(Task to carry out)
Make an exact copy of all the data.

(Provided records)
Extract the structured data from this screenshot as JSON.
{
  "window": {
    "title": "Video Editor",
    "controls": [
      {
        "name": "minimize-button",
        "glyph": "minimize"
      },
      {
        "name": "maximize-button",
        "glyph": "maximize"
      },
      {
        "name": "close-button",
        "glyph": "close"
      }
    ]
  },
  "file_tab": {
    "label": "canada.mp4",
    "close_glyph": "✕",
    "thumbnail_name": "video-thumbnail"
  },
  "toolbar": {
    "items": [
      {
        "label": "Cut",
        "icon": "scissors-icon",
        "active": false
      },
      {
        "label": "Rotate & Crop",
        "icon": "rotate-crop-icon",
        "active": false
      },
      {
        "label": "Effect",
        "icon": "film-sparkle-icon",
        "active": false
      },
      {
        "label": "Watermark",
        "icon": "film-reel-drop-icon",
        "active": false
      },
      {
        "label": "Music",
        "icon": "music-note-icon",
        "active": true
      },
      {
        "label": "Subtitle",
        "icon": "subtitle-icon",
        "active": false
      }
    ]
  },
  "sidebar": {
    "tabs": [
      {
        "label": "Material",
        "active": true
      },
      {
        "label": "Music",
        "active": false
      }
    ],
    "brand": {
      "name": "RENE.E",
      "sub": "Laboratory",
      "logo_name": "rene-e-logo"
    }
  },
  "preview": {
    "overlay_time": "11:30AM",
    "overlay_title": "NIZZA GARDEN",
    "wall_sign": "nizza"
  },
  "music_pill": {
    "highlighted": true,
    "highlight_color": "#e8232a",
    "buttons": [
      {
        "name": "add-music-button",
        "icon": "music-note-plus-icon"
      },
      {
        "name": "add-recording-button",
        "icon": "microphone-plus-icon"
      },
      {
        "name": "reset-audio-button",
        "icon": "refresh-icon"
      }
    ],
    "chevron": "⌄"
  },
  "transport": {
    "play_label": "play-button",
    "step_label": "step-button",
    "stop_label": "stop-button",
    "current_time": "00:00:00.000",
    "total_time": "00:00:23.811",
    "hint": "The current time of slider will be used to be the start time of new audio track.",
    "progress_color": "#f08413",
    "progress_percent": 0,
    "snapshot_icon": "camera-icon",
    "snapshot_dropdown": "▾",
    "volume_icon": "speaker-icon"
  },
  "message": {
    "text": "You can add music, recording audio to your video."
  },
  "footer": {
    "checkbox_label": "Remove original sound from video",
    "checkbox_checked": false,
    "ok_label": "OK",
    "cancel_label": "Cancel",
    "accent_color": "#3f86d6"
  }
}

(Written solution)
Extract the structured data from this screenshot as JSON.
{
  "window": {
    "title": "Video Editor",
    "controls": [
      {
        "name": "minimize-button",
        "glyph": "minimize"
      },
      {
        "name": "maximize-button",
        "glyph": "maximize"
      },
      {
        "name": "close-button",
        "glyph": "close"
      }
    ]
  },
  "file_tab": {
    "label": "canada.mp4",
    "close_glyph": "✕",
    "thumbnail_name": "video-thumbnail"
  },
  "toolbar": {
    "items": [
      {
        "label": "Cut",
        "icon": "scissors-icon",
        "active": false
      },
      {
        "label": "Rotate & Crop",
        "icon": "rotate-crop-icon",
        "active": false
      },
      {
        "label": "Effect",
        "icon": "film-sparkle-icon",
        "active": false
      },
      {
        "label": "Watermark",
        "icon": "film-reel-drop-icon",
        "active": false
      },
      {
        "label": "Music",
        "icon": "music-note-icon",
        "active": true
      },
      {
        "label": "Subtitle",
        "icon": "subtitle-icon",
        "active": false
      }
    ]
  },
  "sidebar": {
    "tabs": [
      {
        "label": "Material",
        "active": true
      },
      {
        "label": "Music",
        "active": false
      }
    ],
    "brand": {
      "name": "RENE.E",
      "sub": "Laboratory",
      "logo_name": "rene-e-logo"
    }
  },
  "preview": {
    "overlay_time": "11:30AM",
    "overlay_title": "NIZZA GARDEN",
    "wall_sign": "nizza"
  },
  "music_pill": {
    "highlighted": true,
    "highlight_color": "#e8232a",
    "buttons": [
      {
        "name": "add-music-button",
        "icon": "music-note-plus-icon"
      },
      {
        "name": "add-recording-button",
        "icon": "microphone-plus-icon"
      },
      {
        "name": "reset-audio-button",
        "icon": "refresh-icon"
      }
    ],
    "chevron": "⌄"
  },
  "transport": {
    "play_label": "play-button",
    "step_label": "step-button",
    "stop_label": "stop-button",
    "current_time": "00:00:00.000",
    "total_time": "00:00:23.811",
    "hint": "The current time of slider will be used to be the start time of new audio track.",
    "progress_color": "#f08413",
    "progress_percent": 0,
    "snapshot_icon": "camera-icon",
    "snapshot_dropdown": "▾",
    "volume_icon": "speaker-icon"
  },
  "message": {
    "text": "You can add music, recording audio to your video."
  },
  "footer": {
    "checkbox_label": "Remove original sound from video",
    "checkbox_checked": false,
    "ok_label": "OK",
    "cancel_label": "Cancel",
    "accent_color": "#3f86d6"
  }
}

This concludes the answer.